The email read: “Hi Alek, tomorrow one of the companies in Mexico is presenting a claim against Smartmatic and they need to know if Smartmatic Holding (the one registered in the Netherlands) has modified their statement regarding their activities, where they say they are dedicated to trading real estate. According to your info, in 2005 they formed this holding company, but if they haven’t modified it to include the sale and installation of voting equipment and manufacture and sale of ID cards, then they can be banned from the bid. This is what my friend’s company wants to do, but they just want to make sure no change has been made to their statement of activities since 2005. Do you think you can help us in this matter? Again, thanks for all your help and patience.” Upon reading it, I thought that this was a chance to make Smartmatic come clean. So I did call Amsterdam Register of Companies, and I did find out that Smartmatic has not modified its purpose. As far as records in Amsterdam show, Smartmatic International Holding B.V.’s purpose continues to be “to purchase, develop and manage property and goods.”
The granting of the contract to Smartmatic is being challenged in Mexico, almost unanimously: by some of the companies that took place in the tender, by representatives from the major political parties (PRI, PAN and PRD), authorities, and by the media, among others. Of particular concern the finding about Smartmatic’s possible connection to the authorities granting the contract, a practice in which Smartmatic has engaged in Venezuela, Chicago, Bolivia, and the Philippines.

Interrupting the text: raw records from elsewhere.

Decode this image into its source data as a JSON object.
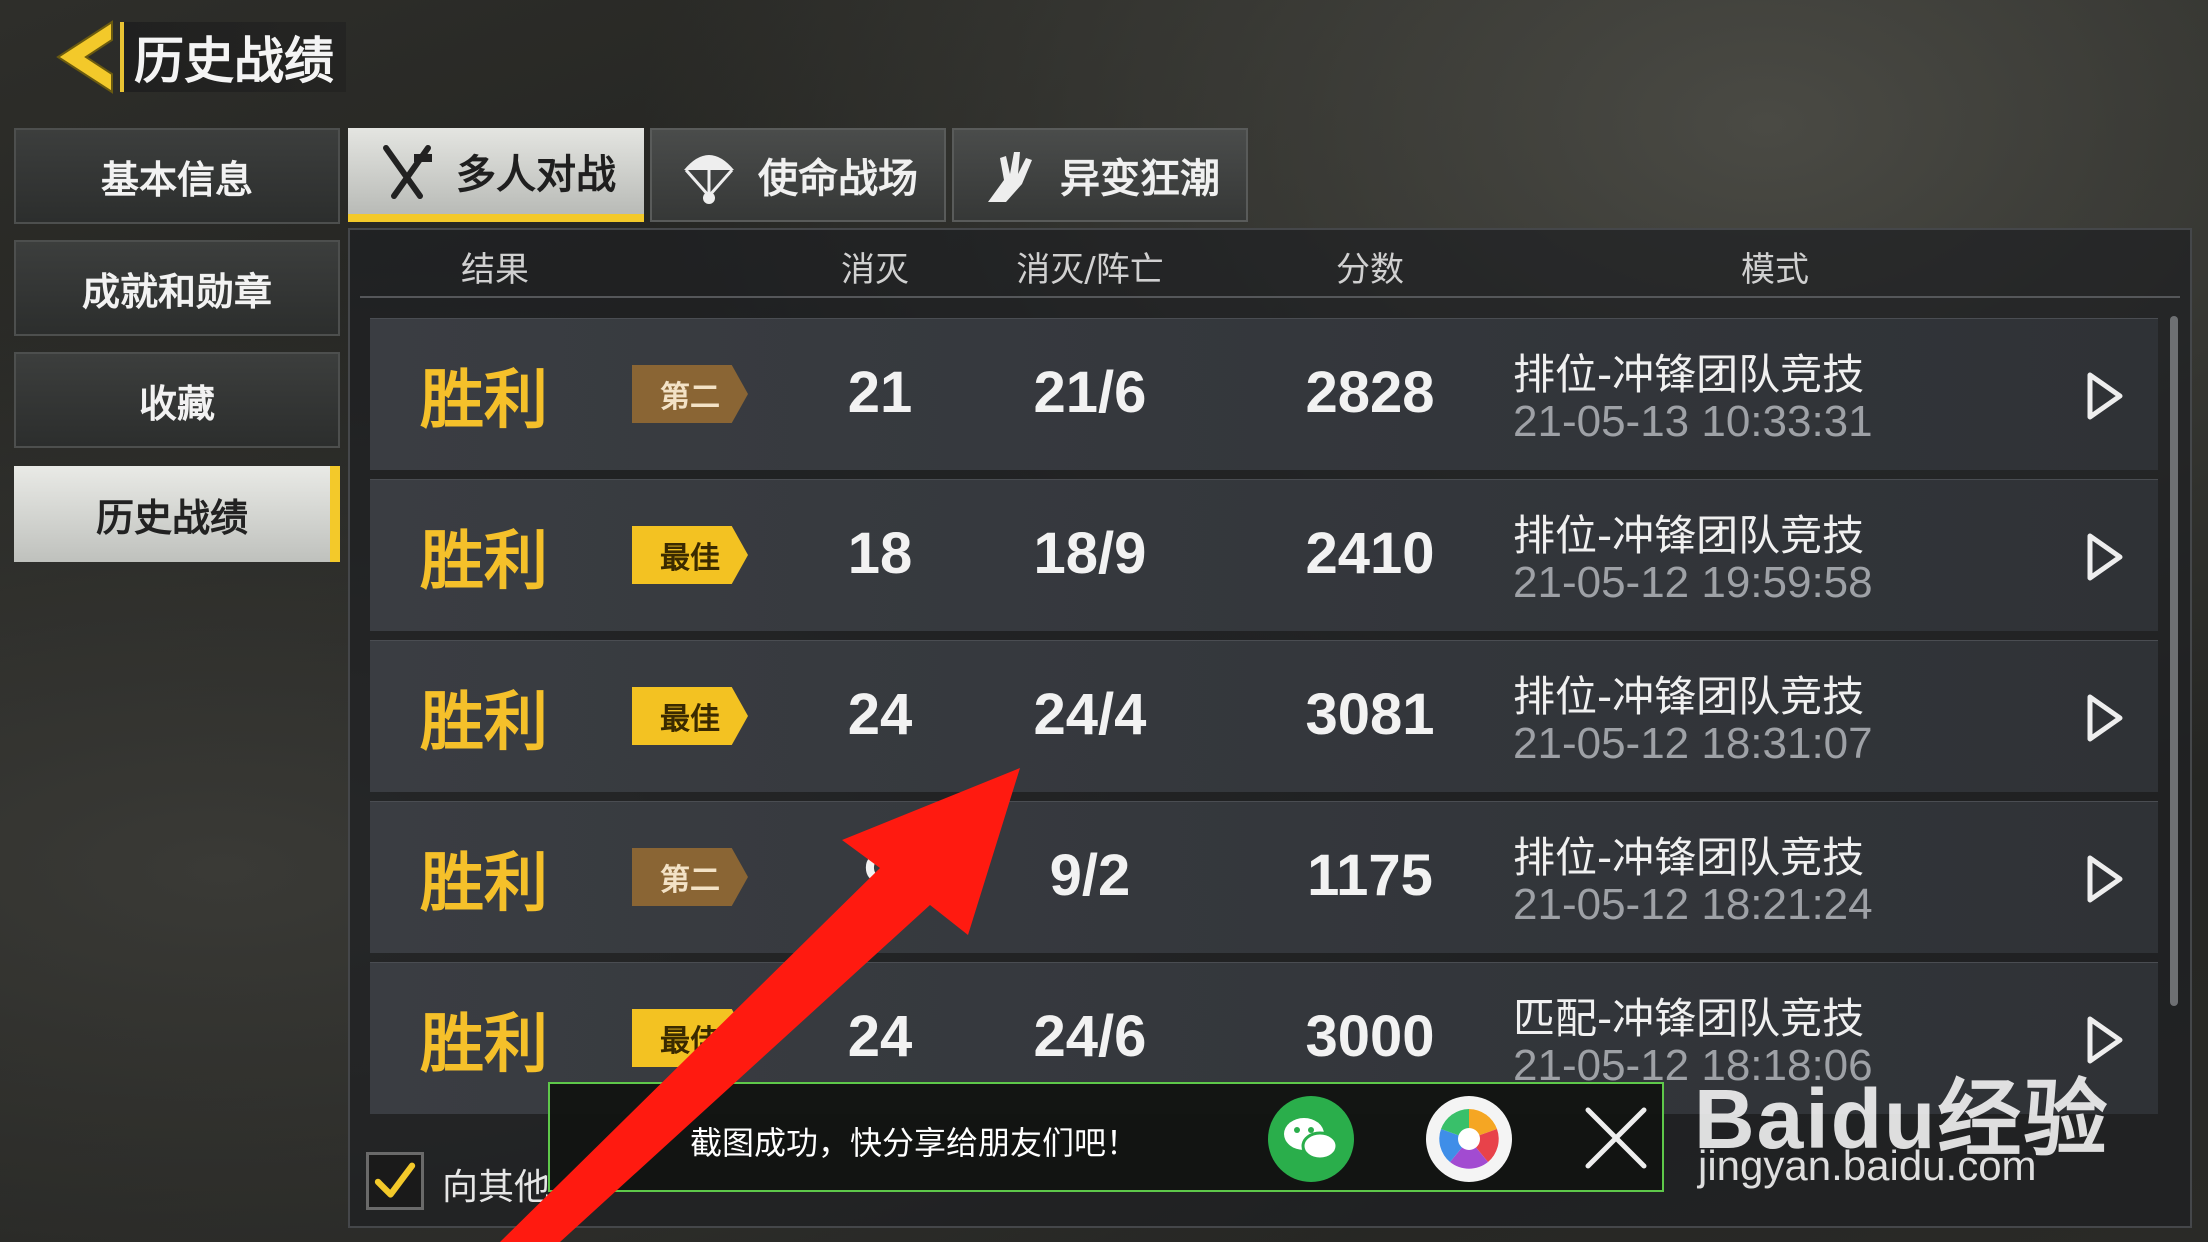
{
  "header": {
    "title": "历史战绩"
  },
  "sidebar": {
    "items": [
      {
        "label": "基本信息"
      },
      {
        "label": "成就和勋章"
      },
      {
        "label": "收藏"
      },
      {
        "label": "历史战绩"
      }
    ],
    "active_index": 3
  },
  "tabs": [
    {
      "label": "多人对战",
      "icon": "crossed-guns-icon"
    },
    {
      "label": "使命战场",
      "icon": "parachute-icon"
    },
    {
      "label": "异变狂潮",
      "icon": "zombie-hand-icon"
    }
  ],
  "table": {
    "headers": {
      "result": "结果",
      "kills": "消灭",
      "kd": "消灭/阵亡",
      "score": "分数",
      "mode": "模式"
    },
    "rows": [
      {
        "result": "胜利",
        "rank": "第二",
        "rank_type": "second",
        "kills": "21",
        "kd": "21/6",
        "score": "2828",
        "mode": "排位-冲锋团队竞技",
        "time": "21-05-13 10:33:31"
      },
      {
        "result": "胜利",
        "rank": "最佳",
        "rank_type": "best",
        "kills": "18",
        "kd": "18/9",
        "score": "2410",
        "mode": "排位-冲锋团队竞技",
        "time": "21-05-12 19:59:58"
      },
      {
        "result": "胜利",
        "rank": "最佳",
        "rank_type": "best",
        "kills": "24",
        "kd": "24/4",
        "score": "3081",
        "mode": "排位-冲锋团队竞技",
        "time": "21-05-12 18:31:07"
      },
      {
        "result": "胜利",
        "rank": "第二",
        "rank_type": "second",
        "kills": "9",
        "kd": "9/2",
        "score": "1175",
        "mode": "排位-冲锋团队竞技",
        "time": "21-05-12 18:21:24"
      },
      {
        "result": "胜利",
        "rank": "最佳",
        "rank_type": "best",
        "kills": "24",
        "kd": "24/6",
        "score": "3000",
        "mode": "匹配-冲锋团队竞技",
        "time": "21-05-12 18:18:06"
      }
    ]
  },
  "footer": {
    "share_label": "向其他"
  },
  "toast": {
    "message": "截图成功，快分享给朋友们吧！"
  },
  "watermark": {
    "main": "Baidu经验",
    "sub": "jingyan.baidu.com"
  },
  "colors": {
    "accent": "#f3c92a",
    "result": "#f5c02a",
    "best_badge": "#f3c222",
    "second_badge": "#8a6534",
    "annotation_arrow": "#ff1a10"
  }
}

Furthermore, authorities have postponed signing of contract with Smartmatic, due 3 December, until the Comptroller’s Office announces its decision. Worse still, Smartmatic’s damage limitation attempt is also being challenged. In light of all this, Mexico would do well in sending Smartmatic packing back to Venezuela.